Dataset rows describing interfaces

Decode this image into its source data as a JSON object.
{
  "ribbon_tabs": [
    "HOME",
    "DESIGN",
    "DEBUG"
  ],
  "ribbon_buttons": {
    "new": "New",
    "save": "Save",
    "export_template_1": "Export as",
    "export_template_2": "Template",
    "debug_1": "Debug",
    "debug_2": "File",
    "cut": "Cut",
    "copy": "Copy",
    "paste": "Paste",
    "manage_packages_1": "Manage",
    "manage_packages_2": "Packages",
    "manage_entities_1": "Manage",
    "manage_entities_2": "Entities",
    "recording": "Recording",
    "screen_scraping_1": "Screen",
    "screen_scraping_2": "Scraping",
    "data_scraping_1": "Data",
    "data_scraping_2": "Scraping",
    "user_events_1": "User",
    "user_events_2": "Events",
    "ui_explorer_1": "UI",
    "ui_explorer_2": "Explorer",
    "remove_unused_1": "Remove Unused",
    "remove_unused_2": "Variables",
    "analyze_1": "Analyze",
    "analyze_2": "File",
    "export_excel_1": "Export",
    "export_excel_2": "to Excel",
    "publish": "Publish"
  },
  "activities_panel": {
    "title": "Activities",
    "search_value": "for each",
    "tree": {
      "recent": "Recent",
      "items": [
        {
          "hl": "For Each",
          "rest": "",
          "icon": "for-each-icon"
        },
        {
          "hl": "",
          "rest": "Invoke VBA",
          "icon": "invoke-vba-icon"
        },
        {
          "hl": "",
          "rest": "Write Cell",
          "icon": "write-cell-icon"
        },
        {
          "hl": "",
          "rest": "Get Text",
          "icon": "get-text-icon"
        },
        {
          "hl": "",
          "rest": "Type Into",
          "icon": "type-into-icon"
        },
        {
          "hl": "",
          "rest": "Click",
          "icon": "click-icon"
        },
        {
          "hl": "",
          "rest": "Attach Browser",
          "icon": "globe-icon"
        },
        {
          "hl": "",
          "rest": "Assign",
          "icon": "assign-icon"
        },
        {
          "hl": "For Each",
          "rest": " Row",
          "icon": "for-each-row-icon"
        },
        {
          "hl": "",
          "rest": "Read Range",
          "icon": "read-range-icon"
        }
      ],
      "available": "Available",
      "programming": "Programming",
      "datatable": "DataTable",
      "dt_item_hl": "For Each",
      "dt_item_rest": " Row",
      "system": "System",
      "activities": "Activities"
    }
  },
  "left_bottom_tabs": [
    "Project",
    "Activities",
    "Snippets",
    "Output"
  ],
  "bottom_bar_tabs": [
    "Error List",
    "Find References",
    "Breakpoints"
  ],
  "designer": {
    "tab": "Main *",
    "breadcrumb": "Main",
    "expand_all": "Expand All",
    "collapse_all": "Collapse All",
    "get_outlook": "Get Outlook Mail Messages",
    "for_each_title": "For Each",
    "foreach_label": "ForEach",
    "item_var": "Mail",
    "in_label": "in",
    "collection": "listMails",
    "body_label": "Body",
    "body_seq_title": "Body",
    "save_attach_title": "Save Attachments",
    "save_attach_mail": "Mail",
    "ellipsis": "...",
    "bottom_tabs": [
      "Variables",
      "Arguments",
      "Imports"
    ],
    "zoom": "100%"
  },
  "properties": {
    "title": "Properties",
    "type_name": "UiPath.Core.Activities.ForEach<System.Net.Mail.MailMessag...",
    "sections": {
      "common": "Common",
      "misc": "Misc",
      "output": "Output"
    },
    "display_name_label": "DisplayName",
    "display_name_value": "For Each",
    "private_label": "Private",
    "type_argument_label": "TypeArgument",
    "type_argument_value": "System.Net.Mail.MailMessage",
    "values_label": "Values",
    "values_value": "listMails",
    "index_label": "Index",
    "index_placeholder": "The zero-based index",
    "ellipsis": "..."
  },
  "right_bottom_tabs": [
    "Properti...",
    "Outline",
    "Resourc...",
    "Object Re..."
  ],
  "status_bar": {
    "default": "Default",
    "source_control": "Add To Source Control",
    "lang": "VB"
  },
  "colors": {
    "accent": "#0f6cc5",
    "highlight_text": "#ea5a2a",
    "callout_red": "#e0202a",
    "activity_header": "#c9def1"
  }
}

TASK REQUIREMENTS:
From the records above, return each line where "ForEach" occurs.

RESULT FOR THIS TASK:
    "foreach_label": "ForEach",
    "type_name": "UiPath.Core.Activities.ForEach<System.Net.Mail.MailMessag...",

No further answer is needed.